▸ Task directions: Would you reproduce the data below exactly, please, leaving out its images?

######

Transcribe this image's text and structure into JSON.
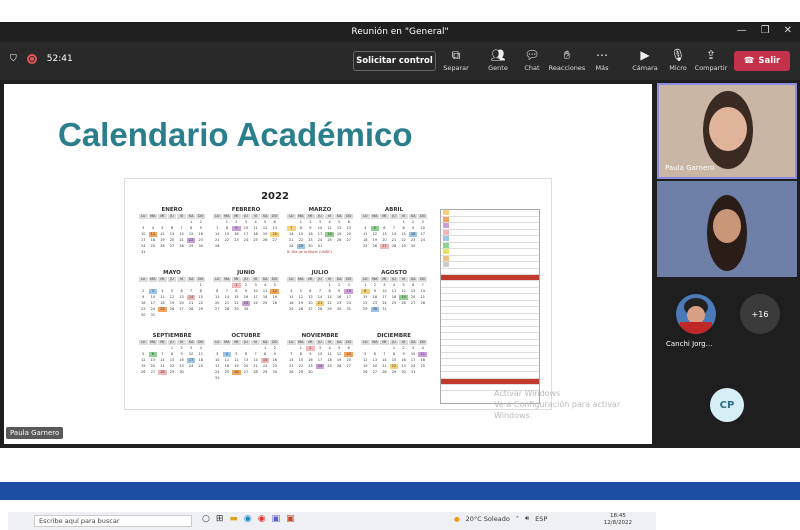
{
  "window": {
    "title": "Reunión en \"General\"",
    "minimize": "—",
    "restore": "❐",
    "close": "✕"
  },
  "toolbar": {
    "timer": "52:41",
    "request_control": "Solicitar control",
    "buttons": [
      {
        "label": "Separar",
        "icon": "pop-out-icon"
      },
      {
        "label": "Gente",
        "icon": "people-icon"
      },
      {
        "label": "Chat",
        "icon": "chat-icon"
      },
      {
        "label": "Reacciones",
        "icon": "reactions-icon"
      },
      {
        "label": "Más",
        "icon": "more-icon"
      },
      {
        "label": "Cámara",
        "icon": "camera-off-icon"
      },
      {
        "label": "Micro",
        "icon": "mic-off-icon"
      },
      {
        "label": "Compartir",
        "icon": "share-icon"
      }
    ],
    "leave": "Salir"
  },
  "slide": {
    "title": "Calendario Académico",
    "year": "2022",
    "months": [
      "ENERO",
      "FEBRERO",
      "MARZO",
      "ABRIL",
      "MAYO",
      "JUNIO",
      "JULIO",
      "AGOSTO",
      "SEPTIEMBRE",
      "OCTUBRE",
      "NOVIEMBRE",
      "DICIEMBRE"
    ],
    "weekdays": [
      "LU",
      "MA",
      "MI",
      "JU",
      "VI",
      "SA",
      "DO"
    ],
    "month_notes": {
      "MARZO": "8: Día de la Mujer (UNRC)"
    }
  },
  "watermark": {
    "line1": "Activar Windows",
    "line2": "Ve a Configuración para activar Windows."
  },
  "taskbar": {
    "presenter_chip": "Paula Garnero",
    "search_placeholder": "Escribe aquí para buscar",
    "weather": "20°C  Soleado",
    "lang": "ESP",
    "time": "18:45",
    "date": "12/8/2022"
  },
  "participants": {
    "tile1_name": "Paula Garnero",
    "avatar_name": "Canchi Jorg...",
    "more_count": "+16",
    "cp_initials": "CP"
  },
  "colors": {
    "accent_title": "#2b7e8c",
    "leave": "#c4314b",
    "active_tile_border": "#8c8ce0"
  }
}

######

▸ Expected output:
Transcribe this image's text and structure into JSON.
{
  "window": {
    "title": "Reunión en \"General\"",
    "minimize": "—",
    "restore": "❐",
    "close": "✕"
  },
  "toolbar": {
    "timer": "52:41",
    "request_control": "Solicitar control",
    "buttons": [
      {
        "label": "Separar",
        "icon": "pop-out-icon"
      },
      {
        "label": "Gente",
        "icon": "people-icon"
      },
      {
        "label": "Chat",
        "icon": "chat-icon"
      },
      {
        "label": "Reacciones",
        "icon": "reactions-icon"
      },
      {
        "label": "Más",
        "icon": "more-icon"
      },
      {
        "label": "Cámara",
        "icon": "camera-off-icon"
      },
      {
        "label": "Micro",
        "icon": "mic-off-icon"
      },
      {
        "label": "Compartir",
        "icon": "share-icon"
      }
    ],
    "leave": "Salir"
  },
  "slide": {
    "title": "Calendario Académico",
    "year": "2022",
    "months": [
      "ENERO",
      "FEBRERO",
      "MARZO",
      "ABRIL",
      "MAYO",
      "JUNIO",
      "JULIO",
      "AGOSTO",
      "SEPTIEMBRE",
      "OCTUBRE",
      "NOVIEMBRE",
      "DICIEMBRE"
    ],
    "weekdays": [
      "LU",
      "MA",
      "MI",
      "JU",
      "VI",
      "SA",
      "DO"
    ],
    "month_notes": {
      "MARZO": "8: Día de la Mujer (UNRC)"
    }
  },
  "watermark": {
    "line1": "Activar Windows",
    "line2": "Ve a Configuración para activar Windows."
  },
  "taskbar": {
    "presenter_chip": "Paula Garnero",
    "search_placeholder": "Escribe aquí para buscar",
    "weather": "20°C  Soleado",
    "lang": "ESP",
    "time": "18:45",
    "date": "12/8/2022"
  },
  "participants": {
    "tile1_name": "Paula Garnero",
    "avatar_name": "Canchi Jorg...",
    "more_count": "+16",
    "cp_initials": "CP"
  },
  "colors": {
    "accent_title": "#2b7e8c",
    "leave": "#c4314b",
    "active_tile_border": "#8c8ce0"
  }
}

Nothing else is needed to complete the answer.